Eagle Rock School Touted in Many Educational Manuscripts

Our school finds its way into a number of published works that tout our tools as a learning community, as described in two full books about the school, as well as manuscripts that contain full chapters devoted to our education system, or just a mention in passing.

Below we’ve compiled a list of these books and published works, along with their authors, in case you’re interested in reading how the rest of the world sees our unique approach to high school education.

Not surprising, most of these mentions praise our insistence on actively engaging our students in their learning by placing the emphasis on the student voice in the equation.
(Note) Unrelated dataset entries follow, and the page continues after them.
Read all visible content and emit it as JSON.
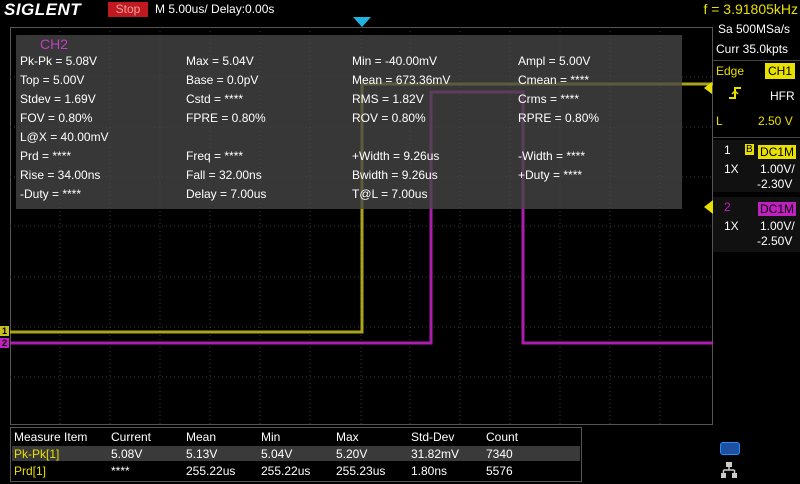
{
  "topbar": {
    "logo": "SIGLENT",
    "run_state": "Stop",
    "timebase": "M 5.00us/  Delay:0.00s",
    "frequency": "f = 3.91805kHz"
  },
  "measure_panel": {
    "title": "CH2",
    "items": [
      [
        "Pk-Pk = 5.08V",
        "Max = 5.04V",
        "Min = -40.00mV",
        "Ampl = 5.00V"
      ],
      [
        "Top = 5.00V",
        "Base = 0.0pV",
        "Mean = 673.36mV",
        "Cmean = ****"
      ],
      [
        "Stdev = 1.69V",
        "Cstd = ****",
        "RMS = 1.82V",
        "Crms = ****"
      ],
      [
        "FOV = 0.80%",
        "FPRE = 0.80%",
        "ROV = 0.80%",
        "RPRE = 0.80%"
      ],
      [
        "L@X = 40.00mV",
        "",
        "",
        ""
      ],
      [
        "Prd = ****",
        "Freq = ****",
        "+Width = 9.26us",
        "-Width = ****"
      ],
      [
        "Rise = 34.00ns",
        "Fall = 32.00ns",
        "Bwidth = 9.26us",
        "+Duty = ****"
      ],
      [
        "-Duty = ****",
        "Delay = 7.00us",
        "T@L = 7.00us",
        ""
      ]
    ]
  },
  "right_panel": {
    "sample_rate": "Sa 500MSa/s",
    "record": "Curr 35.0kpts",
    "trigger_mode": "Edge",
    "trigger_source": "CH1",
    "trigger_coupling": "HFR",
    "trigger_level_label": "L",
    "trigger_level": "2.50 V",
    "ch1": {
      "num": "1",
      "bw": "B",
      "coupling": "DC1M",
      "probe": "1X",
      "scale": "1.00V/",
      "offset": "-2.30V"
    },
    "ch2": {
      "num": "2",
      "coupling": "DC1M",
      "probe": "1X",
      "scale": "1.00V/",
      "offset": "-2.50V"
    }
  },
  "stats_table": {
    "headers": [
      "Measure Item",
      "Current",
      "Mean",
      "Min",
      "Max",
      "Std-Dev",
      "Count"
    ],
    "rows": [
      [
        "Pk-Pk[1]",
        "5.08V",
        "5.13V",
        "5.04V",
        "5.20V",
        "31.82mV",
        "7340"
      ],
      [
        "Prd[1]",
        "****",
        "255.22us",
        "255.22us",
        "255.23us",
        "1.80ns",
        "5576"
      ]
    ]
  },
  "colors": {
    "ch1": "#c8c020",
    "ch2": "#c020c0",
    "trigger_marker": "#1fb4e0",
    "stop": "#c0191f"
  },
  "channel_markers": {
    "ch1": "1",
    "ch2": "2"
  }
}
Books Fully Featuring Eagle Rock:

86709562The Other Side of Curriculum — Lessons from Learners  by Lois Easton (Heinemann, December 2001)

Eagle Rock School is the protagonist behind this book, where Lois Easton discusses practical tools for creating an effective learning community — all based on her experiences working at Eagle Rock.

She says that at Eagle Rock, the learners are central and the curriculum is responsive to their needs. The book answers the question: What should students know and be able to do, and how do educators help them to know and do it?

Each chapter begins with a story of learning at Eagle Rock that illustrates a concept of curriculum. Easton describes that concept and offers questions that will help educators translate the concept to their own situation. The book discusses curriculum in relation to culture, instruction-assessment, learner-centered education, competency-based systems, self-directed learning and personal growth.

15240_Easton_Disengaged_72ppiRGB_150pixwEngaging the Disengaged — How Schools Can Help Struggling Students Succeed by Lois Easton (Corwin, October 2007)

This second book based on Lois Brown Easton’s experiences at Eagle Rock School and Professional Development Center, is intended to assist educators to make positive connections with youngsters of all ages who are at risk of failing or dropping out.

It includes creating a school-wide climate that supports all students and promotes academic, personal and social growth. That includes changes to teacher-student relationships, teaching approaches for Continue reading…

Eagle Rock’s Public Allies Fellows — Where Are They Now? (Part 1)

Welcome to what will be the first of many updates about what’s happening in the lives of educators who participated in the yearlong Public Allies fellowship program here at the Eagle Rock School and Professional Development Center in Estes Park, Colorado. What we intend to offer with posts such as these is a glimpse into the lives of those who went on to forge their careers in progressive education post-Eagle Rock.

But first, a short explanation of what the Public Allies program is all about. It’s a national movement based on the notion that everybody leads and everyone can make a difference. That difference can be as small as helping someone believe in themselves, to step up and make change.


Public Allies has as its mission the advancement of new leadership to strengthen communities, nonprofits and civic participation. The Public Allies signature AmeriCorps Ally Program identifies diverse young adults and prepares them for leadership through paid full-time nonprofit apprenticeships and rigorous leadership training.

And how has that worked out so far? In the past 23 years, more than 6,000 Allies have completed the program with more than 80 percent of them continuing careers in nonprofit and public service. Meanwhile, many of this nation’s nonprofits are struggling to recruit and retain the diverse talent they need to address our most pressing community challenges. The Millennial generation — the largest and most diverse generation in history — is energized to work for change, but doesn’t know how to get started.

That’s where Public Allies comes in. With the edict that “everyone leads,” participants create pathways for young people to engage in their communities, and help communities and organizations tap the energy, passion, and perspectives of a new generation. Public Allies is the leadership and human capital solution our diverse communities need.

That brings us where we are today… happy to tell you about two former Eagle Rock Public Allies Fellows and their current pursuits. First up, Anna McCanse Nelson: Continue reading…

And The Winner Is: Eagle Rock School & Professional Development Center

If you’ve been associated for any length of time with Eagle Rock, you know our focus is on the work. Our singleness of purpose is reengaging students in their own education. And we actively facilitate the work of others around the country that express an interest in doing the same thing.

Point being: We’re not very good at tooting our own horn, singing our own praises, or making much of a ruckus about awards. We’d like to say it’s because we’re incredibly humble, but the truth is, our students and work with schools around the country come first, and public accolades — while genuinely appreciated — follow somewhere else down the list.

National School of Character

Having said all that, we have won many awards since our inception, and we thought it’d be nice to trot out those recognitions on a list. If for no other reason, they give us incentive to keep doing what — apparently — is excellent work: